To say 2013 was a big year for isuzu Truck UK would be something of an understatement. Having operated as an independent company since 2004 following a management buyout from Lex, instigated by then MD Nikki King, its original parent, isuzu Motors Japan, bought back iTUK in its entirety in March 2013, having previously held a 15% interest in the firm. in one fell swoop iTUK went from being an independently run distributor with a £30m turnover to part of a massive corporate operation with a £12bn turnover and £1bn profit margin.

Having built up the business to a position of strength over 17 years from 1996, King is a legendary figure within iTUK, but in October last year she relinquished the day- to-day running of the company to became honorary chairman, handing over the reins to pete Murphy, whom she herself brought into the fold from lex Transfleet as a fleet sales executive in 1998.

Murphy worked his way up to become iTUK’s sales boss and his new appointment has been endorsed by the Japanese parent company’s board of 23 executives – so no pressure then.

But if Murphy is feeling the heat he seemed to be remarkably relaxed and confident when What Van? met him at iTUK’s HQ last month.

He obviously feels at home within ITUK’s community and comfortable with being entrusted to maintain what King has described as its “very special culture”.

Murphy has the philosophy that if it ain’t broke, don’t fix it.

“As a salesman it always seemed Transfleet [where he previously worked] wanted to reinvent itself every year, as if the company was terrified it wouldn’t be perceived as being dynamic,” he

explains. “Whereas when I came to isuzu it was ‘we have a strategy, we have an idea and we have a vision’. Other than the odd tweak, unless you’ve got it absolutely horribly wrong, why would you want to do a 180° about-face and go off in a completely different direction?”

Not surprisingly, Murphy is not one for making overnight changes without having first gauged the state of the market. He reckons the UK is a good barometer.

“If a product works in the UK it will work in the rest of Europe,” he says.

He also claims the firm’s biggest strength is its attention to customer care and service.

“The acid test is how you back up your service to fleets,” he says.

ITUK’s one product in the 3.5-tonne category is the Grafter chassis cab, which is most commonly bodied as a dropside or tipper. With its tough C-frame chassis and payloads of up to 1380kg, Murphy says the Grafter appeals particularly to builders and landscapers. He claims it is slightly narrower than its main competitor, the Nissan NT400 Cabstar (the single-rear-wheel tipper has a body width of 1780mm), which enables it to reach inaccessible sites more easily.

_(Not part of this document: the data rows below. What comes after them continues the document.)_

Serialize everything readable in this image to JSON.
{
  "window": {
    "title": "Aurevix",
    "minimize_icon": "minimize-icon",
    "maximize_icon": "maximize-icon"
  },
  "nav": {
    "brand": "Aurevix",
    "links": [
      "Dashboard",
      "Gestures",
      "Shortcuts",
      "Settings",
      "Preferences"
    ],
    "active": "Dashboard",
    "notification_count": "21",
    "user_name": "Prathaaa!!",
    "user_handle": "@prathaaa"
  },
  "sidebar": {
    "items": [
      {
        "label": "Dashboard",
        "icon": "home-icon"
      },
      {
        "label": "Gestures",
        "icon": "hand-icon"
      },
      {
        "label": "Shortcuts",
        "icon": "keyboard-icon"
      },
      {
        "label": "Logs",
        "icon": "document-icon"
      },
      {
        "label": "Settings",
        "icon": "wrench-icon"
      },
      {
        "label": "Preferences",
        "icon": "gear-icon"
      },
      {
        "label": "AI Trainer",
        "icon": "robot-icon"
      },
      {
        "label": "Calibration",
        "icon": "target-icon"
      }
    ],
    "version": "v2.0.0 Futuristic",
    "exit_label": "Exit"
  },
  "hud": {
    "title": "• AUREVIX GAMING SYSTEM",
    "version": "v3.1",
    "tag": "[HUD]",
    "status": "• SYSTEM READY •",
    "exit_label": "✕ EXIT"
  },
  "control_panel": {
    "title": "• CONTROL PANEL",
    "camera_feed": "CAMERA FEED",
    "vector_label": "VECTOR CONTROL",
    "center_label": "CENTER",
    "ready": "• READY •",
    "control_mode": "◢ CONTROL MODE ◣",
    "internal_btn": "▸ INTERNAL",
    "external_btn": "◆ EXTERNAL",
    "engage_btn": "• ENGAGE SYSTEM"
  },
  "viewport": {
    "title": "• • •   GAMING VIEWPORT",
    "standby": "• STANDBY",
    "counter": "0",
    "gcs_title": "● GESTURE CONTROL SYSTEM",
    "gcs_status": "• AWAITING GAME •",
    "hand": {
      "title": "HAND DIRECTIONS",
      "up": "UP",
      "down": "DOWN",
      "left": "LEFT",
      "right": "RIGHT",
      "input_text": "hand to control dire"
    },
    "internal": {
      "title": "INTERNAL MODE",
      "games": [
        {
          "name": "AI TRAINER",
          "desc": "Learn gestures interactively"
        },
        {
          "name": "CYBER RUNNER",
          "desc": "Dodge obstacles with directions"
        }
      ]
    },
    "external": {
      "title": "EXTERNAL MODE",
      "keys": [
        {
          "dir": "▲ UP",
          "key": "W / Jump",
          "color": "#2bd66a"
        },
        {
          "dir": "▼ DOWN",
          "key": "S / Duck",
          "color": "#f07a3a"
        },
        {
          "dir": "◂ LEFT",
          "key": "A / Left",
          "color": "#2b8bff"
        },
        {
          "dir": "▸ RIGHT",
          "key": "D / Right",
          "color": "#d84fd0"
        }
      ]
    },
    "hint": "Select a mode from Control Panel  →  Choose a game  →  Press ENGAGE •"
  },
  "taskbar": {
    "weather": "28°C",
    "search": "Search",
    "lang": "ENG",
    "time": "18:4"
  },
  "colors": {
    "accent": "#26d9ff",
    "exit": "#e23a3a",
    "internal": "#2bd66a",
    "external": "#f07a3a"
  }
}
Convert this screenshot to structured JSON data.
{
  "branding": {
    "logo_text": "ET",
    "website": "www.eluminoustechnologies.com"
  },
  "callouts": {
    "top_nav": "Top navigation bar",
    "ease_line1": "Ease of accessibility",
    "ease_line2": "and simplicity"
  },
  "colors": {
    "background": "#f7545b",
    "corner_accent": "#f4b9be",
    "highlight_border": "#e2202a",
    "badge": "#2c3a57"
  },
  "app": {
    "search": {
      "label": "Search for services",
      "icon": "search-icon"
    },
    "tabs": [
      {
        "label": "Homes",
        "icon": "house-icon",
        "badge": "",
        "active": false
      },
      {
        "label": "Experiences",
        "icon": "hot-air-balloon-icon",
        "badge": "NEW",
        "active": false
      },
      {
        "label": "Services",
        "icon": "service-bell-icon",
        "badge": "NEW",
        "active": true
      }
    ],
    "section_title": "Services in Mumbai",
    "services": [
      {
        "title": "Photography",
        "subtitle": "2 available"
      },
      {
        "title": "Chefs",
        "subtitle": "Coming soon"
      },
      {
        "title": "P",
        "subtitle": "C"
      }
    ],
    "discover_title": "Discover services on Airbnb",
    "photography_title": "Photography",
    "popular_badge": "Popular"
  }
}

He adds that the Grafter’s gross train weight of seven tonnes is also best-in-class. “It can tow mini- diggers better, so attracts plant company customers,” says Murphy.

Murphy describes Grafters as being “tough, like Tonka toys”, but, just in case, they all come with three-year unlimited mileage chassis warranties.

Isuzu has recently launched a Euro5 B+ 120hp 3.0-litre engine in the Grafter, which is street-legal until 2016, while a Euro6 150hp version can now be pre-ordered from Japan.

Murphy says complying to type- approval laws has affected the dealers in iTUK’s retail network (38 sales/service plus 19 service-only sites) who use small bodybuilders requiring individual Vehicle approval for niche conversions. There are around 20 test centres nationwide and, apart from the driver and fuel costs of getting the vehicle there, the test costs £199 plus £40 for a re-test if it fails. iVa paperwork and payment must be sent to VOSa in Swansea, a time consuming process.

Murphy acknowledges Nissan has far wider coverage due to its passenger car network, but says all iTUK’s dealerships provide specialist truck service. Some offer 24-hour opening, others offer late shifts, but all offer a Saturday service, he says. The firm also runs a training centre for its technicians at its Hatfield HQ.

Murphy admits ITUK is a niche player, with around a 1% share
of the UK 3.5-tonne chassis cab market, and that its core customers took a big hit in the recession. “people are not going to get their gardens landscaped if they’re worried about their income,” he explains. But he reckons things are looking up, with growth in areas such as the home improvement market, and he forecasts selling 200 Grafters this year.

“There’s more confidence in the economy and this is filtering through to business,” he concludes.